===== DATA SHOWN

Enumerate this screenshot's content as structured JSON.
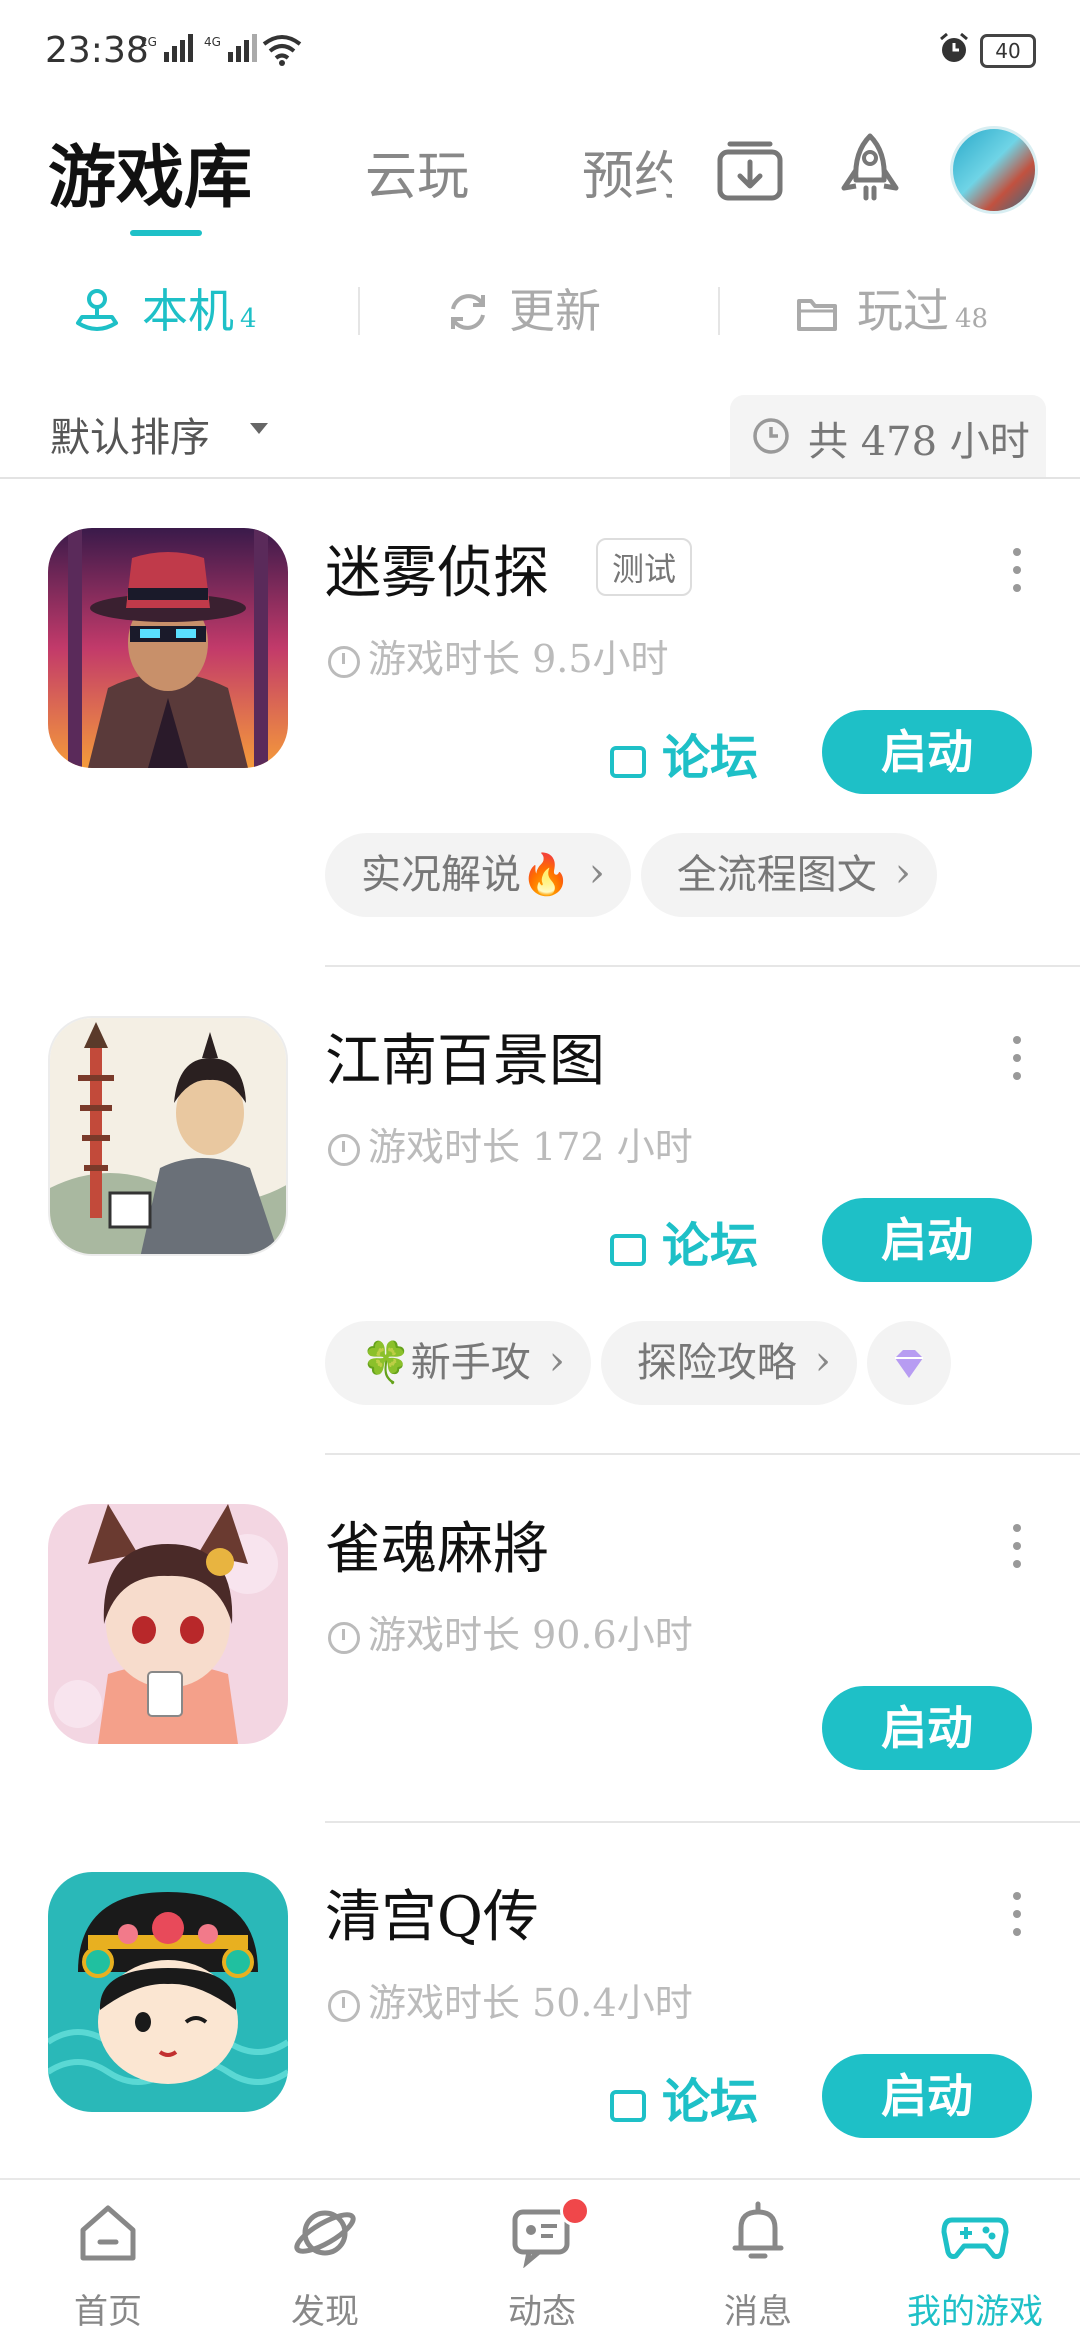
{
  "status_bar": {
    "time": "23:38",
    "signal_1": "2G",
    "signal_2": "4G",
    "battery": "40"
  },
  "top_tabs": {
    "library": "游戏库",
    "cloud": "云玩",
    "preorder": "预约"
  },
  "sub_tabs": {
    "local": {
      "label": "本机",
      "count": "4"
    },
    "update": {
      "label": "更新"
    },
    "played": {
      "label": "玩过",
      "count": "48"
    }
  },
  "sort": {
    "label": "默认排序",
    "total_label": "共 478 小时"
  },
  "games": [
    {
      "title": "迷雾侦探",
      "badge": "测试",
      "playtime": "游戏时长 9.5小时",
      "forum": "论坛",
      "launch": "启动",
      "chips": [
        "实况解说🔥",
        "全流程图文"
      ]
    },
    {
      "title": "江南百景图",
      "playtime": "游戏时长 172 小时",
      "forum": "论坛",
      "launch": "启动",
      "chips": [
        "🍀新手攻",
        "探险攻略"
      ]
    },
    {
      "title": "雀魂麻將",
      "playtime": "游戏时长 90.6小时",
      "launch": "启动"
    },
    {
      "title": "清宫Q传",
      "playtime": "游戏时长 50.4小时",
      "forum": "论坛",
      "launch": "启动"
    }
  ],
  "bottom_nav": {
    "home": "首页",
    "discover": "发现",
    "feed": "动态",
    "messages": "消息",
    "my_games": "我的游戏"
  },
  "colors": {
    "accent": "#1ec0c7",
    "notification": "#f0474a"
  }
}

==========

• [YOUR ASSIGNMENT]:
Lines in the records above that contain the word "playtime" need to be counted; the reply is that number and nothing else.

• [RESULT BELOW]:
4